START Data to examine

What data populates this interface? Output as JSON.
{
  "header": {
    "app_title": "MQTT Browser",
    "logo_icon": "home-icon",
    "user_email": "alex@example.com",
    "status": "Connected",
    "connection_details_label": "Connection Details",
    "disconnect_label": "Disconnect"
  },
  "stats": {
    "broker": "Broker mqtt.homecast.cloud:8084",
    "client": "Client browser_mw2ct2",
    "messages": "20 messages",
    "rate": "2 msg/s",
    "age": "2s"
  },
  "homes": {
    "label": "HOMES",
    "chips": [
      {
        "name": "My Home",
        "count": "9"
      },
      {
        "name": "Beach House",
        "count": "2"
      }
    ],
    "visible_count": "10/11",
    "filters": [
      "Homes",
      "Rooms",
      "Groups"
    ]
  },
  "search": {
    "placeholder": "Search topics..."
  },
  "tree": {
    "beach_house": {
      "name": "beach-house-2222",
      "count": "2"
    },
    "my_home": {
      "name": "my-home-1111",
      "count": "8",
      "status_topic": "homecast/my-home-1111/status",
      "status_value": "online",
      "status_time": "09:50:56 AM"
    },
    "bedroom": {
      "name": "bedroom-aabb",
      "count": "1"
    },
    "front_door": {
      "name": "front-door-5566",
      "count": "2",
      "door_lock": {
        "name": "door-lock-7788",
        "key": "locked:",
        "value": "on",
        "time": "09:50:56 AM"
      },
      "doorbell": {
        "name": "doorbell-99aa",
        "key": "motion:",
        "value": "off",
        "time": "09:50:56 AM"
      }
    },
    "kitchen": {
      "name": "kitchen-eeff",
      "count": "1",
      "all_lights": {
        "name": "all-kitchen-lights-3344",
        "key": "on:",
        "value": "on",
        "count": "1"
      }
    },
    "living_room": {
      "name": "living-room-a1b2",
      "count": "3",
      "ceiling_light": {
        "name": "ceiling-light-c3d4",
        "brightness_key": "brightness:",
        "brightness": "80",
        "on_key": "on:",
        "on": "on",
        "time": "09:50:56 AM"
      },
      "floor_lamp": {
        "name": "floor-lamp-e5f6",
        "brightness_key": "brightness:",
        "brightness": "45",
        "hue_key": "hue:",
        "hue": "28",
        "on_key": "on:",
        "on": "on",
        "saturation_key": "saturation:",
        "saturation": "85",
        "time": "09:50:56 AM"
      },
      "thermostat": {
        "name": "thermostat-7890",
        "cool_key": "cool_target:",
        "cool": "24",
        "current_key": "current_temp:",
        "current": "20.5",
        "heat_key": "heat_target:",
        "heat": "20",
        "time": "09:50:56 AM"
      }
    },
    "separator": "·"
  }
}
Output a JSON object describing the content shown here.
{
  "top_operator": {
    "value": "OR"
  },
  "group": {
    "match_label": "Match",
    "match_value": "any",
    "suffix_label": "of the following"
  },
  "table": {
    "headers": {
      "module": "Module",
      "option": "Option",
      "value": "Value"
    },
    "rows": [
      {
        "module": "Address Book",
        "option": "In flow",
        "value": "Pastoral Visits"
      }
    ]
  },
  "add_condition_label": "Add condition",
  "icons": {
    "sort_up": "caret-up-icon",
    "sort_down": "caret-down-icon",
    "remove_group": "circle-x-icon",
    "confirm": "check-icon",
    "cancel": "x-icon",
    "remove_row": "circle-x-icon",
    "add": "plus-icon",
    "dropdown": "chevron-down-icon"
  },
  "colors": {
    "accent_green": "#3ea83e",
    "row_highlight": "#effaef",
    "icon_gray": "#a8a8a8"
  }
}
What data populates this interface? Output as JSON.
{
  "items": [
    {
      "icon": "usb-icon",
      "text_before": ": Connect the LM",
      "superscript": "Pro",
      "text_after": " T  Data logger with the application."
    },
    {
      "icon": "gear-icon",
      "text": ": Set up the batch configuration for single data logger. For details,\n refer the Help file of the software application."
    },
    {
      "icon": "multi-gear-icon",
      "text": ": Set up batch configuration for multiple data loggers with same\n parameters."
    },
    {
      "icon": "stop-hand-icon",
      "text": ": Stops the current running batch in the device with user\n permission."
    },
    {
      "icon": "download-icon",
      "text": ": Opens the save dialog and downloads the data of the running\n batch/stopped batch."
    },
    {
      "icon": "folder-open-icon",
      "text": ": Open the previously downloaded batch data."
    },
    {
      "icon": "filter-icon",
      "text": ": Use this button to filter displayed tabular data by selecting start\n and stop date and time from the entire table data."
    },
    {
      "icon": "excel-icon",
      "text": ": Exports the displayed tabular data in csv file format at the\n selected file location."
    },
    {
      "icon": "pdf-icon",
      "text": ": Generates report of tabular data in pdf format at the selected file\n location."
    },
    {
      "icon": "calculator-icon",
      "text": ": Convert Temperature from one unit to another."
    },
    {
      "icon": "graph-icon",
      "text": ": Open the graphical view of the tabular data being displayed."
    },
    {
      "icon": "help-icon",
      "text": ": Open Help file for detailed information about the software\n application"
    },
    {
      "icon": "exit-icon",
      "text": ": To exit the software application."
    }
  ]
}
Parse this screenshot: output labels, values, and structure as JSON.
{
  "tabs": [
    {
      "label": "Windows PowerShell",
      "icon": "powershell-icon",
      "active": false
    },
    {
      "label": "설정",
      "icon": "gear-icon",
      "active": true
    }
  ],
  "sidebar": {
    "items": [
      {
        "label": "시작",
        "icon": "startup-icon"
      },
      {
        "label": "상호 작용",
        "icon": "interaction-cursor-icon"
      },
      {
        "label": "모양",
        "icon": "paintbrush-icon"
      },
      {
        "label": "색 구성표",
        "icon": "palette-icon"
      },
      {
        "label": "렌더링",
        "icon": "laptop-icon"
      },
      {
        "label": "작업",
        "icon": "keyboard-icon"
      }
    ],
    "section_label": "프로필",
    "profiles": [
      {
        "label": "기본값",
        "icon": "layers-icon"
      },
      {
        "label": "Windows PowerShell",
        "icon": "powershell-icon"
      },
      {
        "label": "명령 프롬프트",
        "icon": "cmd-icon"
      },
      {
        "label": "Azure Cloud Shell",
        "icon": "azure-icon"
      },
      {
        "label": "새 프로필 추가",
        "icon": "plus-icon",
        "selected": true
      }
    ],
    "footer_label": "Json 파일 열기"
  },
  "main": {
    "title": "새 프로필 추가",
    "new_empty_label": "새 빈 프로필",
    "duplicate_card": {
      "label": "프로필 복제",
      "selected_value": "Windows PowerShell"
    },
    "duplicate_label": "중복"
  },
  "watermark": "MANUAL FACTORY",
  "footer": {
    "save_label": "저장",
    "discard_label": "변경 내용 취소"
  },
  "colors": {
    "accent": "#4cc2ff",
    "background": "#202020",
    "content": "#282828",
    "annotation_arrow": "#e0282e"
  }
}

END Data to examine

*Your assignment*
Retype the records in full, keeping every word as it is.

*Written answer*
What data populates this interface? Output as JSON.
{
  "header": {
    "app_title": "MQTT Browser",
    "logo_icon": "home-icon",
    "user_email": "alex@example.com",
    "status": "Connected",
    "connection_details_label": "Connection Details",
    "disconnect_label": "Disconnect"
  },
  "stats": {
    "broker": "Broker mqtt.homecast.cloud:8084",
    "client": "Client browser_mw2ct2",
    "messages": "20 messages",
    "rate": "2 msg/s",
    "age": "2s"
  },
  "homes": {
    "label": "HOMES",
    "chips": [
      {
        "name": "My Home",
        "count": "9"
      },
      {
        "name": "Beach House",
        "count": "2"
      }
    ],
    "visible_count": "10/11",
    "filters": [
      "Homes",
      "Rooms",
      "Groups"
    ]
  },
  "search": {
    "placeholder": "Search topics..."
  },
  "tree": {
    "beach_house": {
      "name": "beach-house-2222",
      "count": "2"
    },
    "my_home": {
      "name": "my-home-1111",
      "count": "8",
      "status_topic": "homecast/my-home-1111/status",
      "status_value": "online",
      "status_time": "09:50:56 AM"
    },
    "bedroom": {
      "name": "bedroom-aabb",
      "count": "1"
    },
    "front_door": {
      "name": "front-door-5566",
      "count": "2",
      "door_lock": {
        "name": "door-lock-7788",
        "key": "locked:",
        "value": "on",
        "time": "09:50:56 AM"
      },
      "doorbell": {
        "name": "doorbell-99aa",
        "key": "motion:",
        "value": "off",
        "time": "09:50:56 AM"
      }
    },
    "kitchen": {
      "name": "kitchen-eeff",
      "count": "1",
      "all_lights": {
        "name": "all-kitchen-lights-3344",
        "key": "on:",
        "value": "on",
        "count": "1"
      }
    },
    "living_room": {
      "name": "living-room-a1b2",
      "count": "3",
      "ceiling_light": {
        "name": "ceiling-light-c3d4",
        "brightness_key": "brightness:",
        "brightness": "80",
        "on_key": "on:",
        "on": "on",
        "time": "09:50:56 AM"
      },
      "floor_lamp": {
        "name": "floor-lamp-e5f6",
        "brightness_key": "brightness:",
        "brightness": "45",
        "hue_key": "hue:",
        "hue": "28",
        "on_key": "on:",
        "on": "on",
        "saturation_key": "saturation:",
        "saturation": "85",
        "time": "09:50:56 AM"
      },
      "thermostat": {
        "name": "thermostat-7890",
        "cool_key": "cool_target:",
        "cool": "24",
        "current_key": "current_temp:",
        "current": "20.5",
        "heat_key": "heat_target:",
        "heat": "20",
        "time": "09:50:56 AM"
      }
    },
    "separator": "·"
  }
}
Output a JSON object describing the content shown here.
{
  "top_operator": {
    "value": "OR"
  },
  "group": {
    "match_label": "Match",
    "match_value": "any",
    "suffix_label": "of the following"
  },
  "table": {
    "headers": {
      "module": "Module",
      "option": "Option",
      "value": "Value"
    },
    "rows": [
      {
        "module": "Address Book",
        "option": "In flow",
        "value": "Pastoral Visits"
      }
    ]
  },
  "add_condition_label": "Add condition",
  "icons": {
    "sort_up": "caret-up-icon",
    "sort_down": "caret-down-icon",
    "remove_group": "circle-x-icon",
    "confirm": "check-icon",
    "cancel": "x-icon",
    "remove_row": "circle-x-icon",
    "add": "plus-icon",
    "dropdown": "chevron-down-icon"
  },
  "colors": {
    "accent_green": "#3ea83e",
    "row_highlight": "#effaef",
    "icon_gray": "#a8a8a8"
  }
}
What data populates this interface? Output as JSON.
{
  "items": [
    {
      "icon": "usb-icon",
      "text_before": ": Connect the LM",
      "superscript": "Pro",
      "text_after": " T  Data logger with the application."
    },
    {
      "icon": "gear-icon",
      "text": ": Set up the batch configuration for single data logger. For details,\n refer the Help file of the software application."
    },
    {
      "icon": "multi-gear-icon",
      "text": ": Set up batch configuration for multiple data loggers with same\n parameters."
    },
    {
      "icon": "stop-hand-icon",
      "text": ": Stops the current running batch in the device with user\n permission."
    },
    {
      "icon": "download-icon",
      "text": ": Opens the save dialog and downloads the data of the running\n batch/stopped batch."
    },
    {
      "icon": "folder-open-icon",
      "text": ": Open the previously downloaded batch data."
    },
    {
      "icon": "filter-icon",
      "text": ": Use this button to filter displayed tabular data by selecting start\n and stop date and time from the entire table data."
    },
    {
      "icon": "excel-icon",
      "text": ": Exports the displayed tabular data in csv file format at the\n selected file location."
    },
    {
      "icon": "pdf-icon",
      "text": ": Generates report of tabular data in pdf format at the selected file\n location."
    },
    {
      "icon": "calculator-icon",
      "text": ": Convert Temperature from one unit to another."
    },
    {
      "icon": "graph-icon",
      "text": ": Open the graphical view of the tabular data being displayed."
    },
    {
      "icon": "help-icon",
      "text": ": Open Help file for detailed information about the software\n application"
    },
    {
      "icon": "exit-icon",
      "text": ": To exit the software application."
    }
  ]
}
Parse this screenshot: output labels, values, and structure as JSON.
{
  "tabs": [
    {
      "label": "Windows PowerShell",
      "icon": "powershell-icon",
      "active": false
    },
    {
      "label": "설정",
      "icon": "gear-icon",
      "active": true
    }
  ],
  "sidebar": {
    "items": [
      {
        "label": "시작",
        "icon": "startup-icon"
      },
      {
        "label": "상호 작용",
        "icon": "interaction-cursor-icon"
      },
      {
        "label": "모양",
        "icon": "paintbrush-icon"
      },
      {
        "label": "색 구성표",
        "icon": "palette-icon"
      },
      {
        "label": "렌더링",
        "icon": "laptop-icon"
      },
      {
        "label": "작업",
        "icon": "keyboard-icon"
      }
    ],
    "section_label": "프로필",
    "profiles": [
      {
        "label": "기본값",
        "icon": "layers-icon"
      },
      {
        "label": "Windows PowerShell",
        "icon": "powershell-icon"
      },
      {
        "label": "명령 프롬프트",
        "icon": "cmd-icon"
      },
      {
        "label": "Azure Cloud Shell",
        "icon": "azure-icon"
      },
      {
        "label": "새 프로필 추가",
        "icon": "plus-icon",
        "selected": true
      }
    ],
    "footer_label": "Json 파일 열기"
  },
  "main": {
    "title": "새 프로필 추가",
    "new_empty_label": "새 빈 프로필",
    "duplicate_card": {
      "label": "프로필 복제",
      "selected_value": "Windows PowerShell"
    },
    "duplicate_label": "중복"
  },
  "watermark": "MANUAL FACTORY",
  "footer": {
    "save_label": "저장",
    "discard_label": "변경 내용 취소"
  },
  "colors": {
    "accent": "#4cc2ff",
    "background": "#202020",
    "content": "#282828",
    "annotation_arrow": "#e0282e"
  }
}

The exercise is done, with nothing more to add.